So as I wrap up the Star Trek games on the Super Nintendo, I have to conclude that we got one kinda bad game, one kinda okay game, and one kinda good game.  None of them are great, but Starfleet Academy gets things the most right.  I don't know if I would recommend it to any but the most hardcore flight sim or Star Trek nerds, but I'm confident there's something here for all of them.

Did I beat it?
I totally did.  Fuck you Future's Past, you were the only ST game that didn't deserve my full time and attention.


#376 -Doom Troopers: Mutant Chronicles



Here's another weird one.  I guess the question is, what happens when you mix Playmates, crazy character designs, and fun gameplay?  Did you answer "Earthworm Jim?"  Because that's exactly what you'd get.

On the other hand, what happens when you mix Playmates, claymation, boring dumb character designs that were seemingly ripped straight from Warhammer 40K (I think Mutant Chronicles is another tabletop game, but don't hold me to that), and fleetingly-fun-but-often-mediocre-gameplay?  Well, I suppose you'd get something like Doom Troopers, a weird little title that seemed like it was trying to cash in on the success of the eponymous Doom, with cover art meant to confuse any of the old ladies that were out doing Christmas shopping for their grandchildren.

As far as the gameplay here goes, think Contra.  And then forget it, because DT isn't really fit to hold that game's jock.  Instead, think of something a little less inspired, a little clunkier, a little gorier, and a little sillier.  And not nearly as fun.  Because that's what we have here.
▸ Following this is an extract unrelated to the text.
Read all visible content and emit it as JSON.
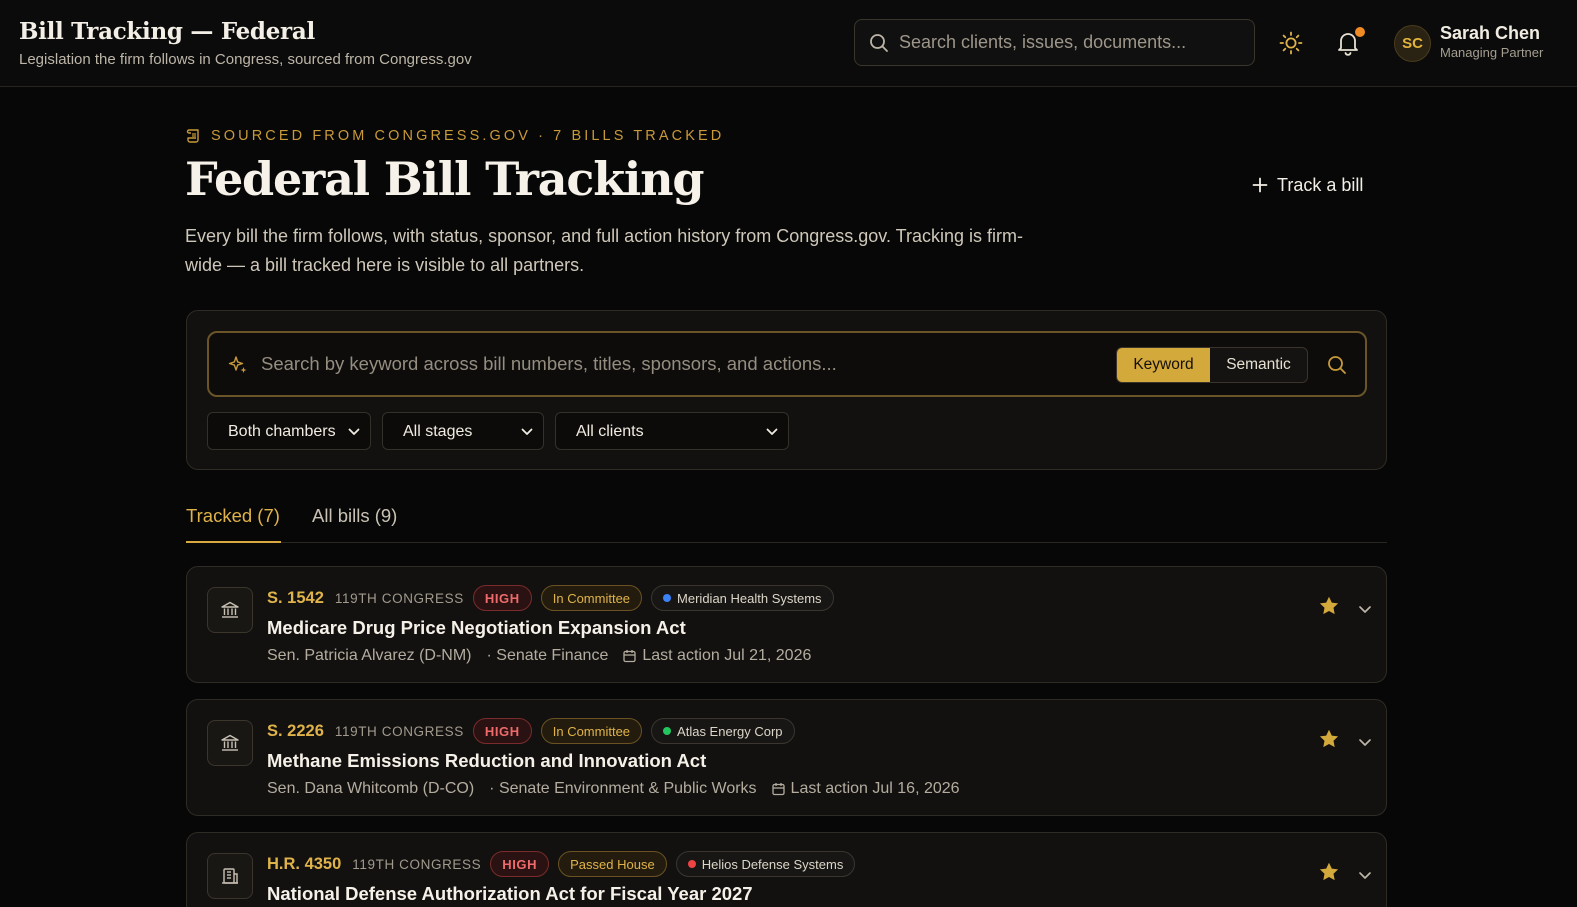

Now if everything I just said sounds like I'm roasting this game, know that I'm only roasting how uninspired it all is.  Because this isn't actually a bad game, at all.  It's not a particularly great one either, but it can be a fun time.  As long as expectations are tempered going in.  Mostly because running and gunning is something that's hard to get wrong, especially when your enemies' heads have a tendency to pop off or explode in a mass of blood.  And the grotesque bosses are fun to exploderize. 

And I don't really feel like I need to write a whole lot more, as you should know exactly what's up with this one.  There were tons of Contra clones on the NES, and this is basically just the next generation of one of those. 

Is Doom Troopers gonna give The Alien Wars or Super Turrican 2 a run for their money?  Hell no.  Is it notably derivative as Timeslip?  No.  Is it as 90s radical as Realm?  No. 

But it's okay.

Did I beat it?
Yes, however many years back.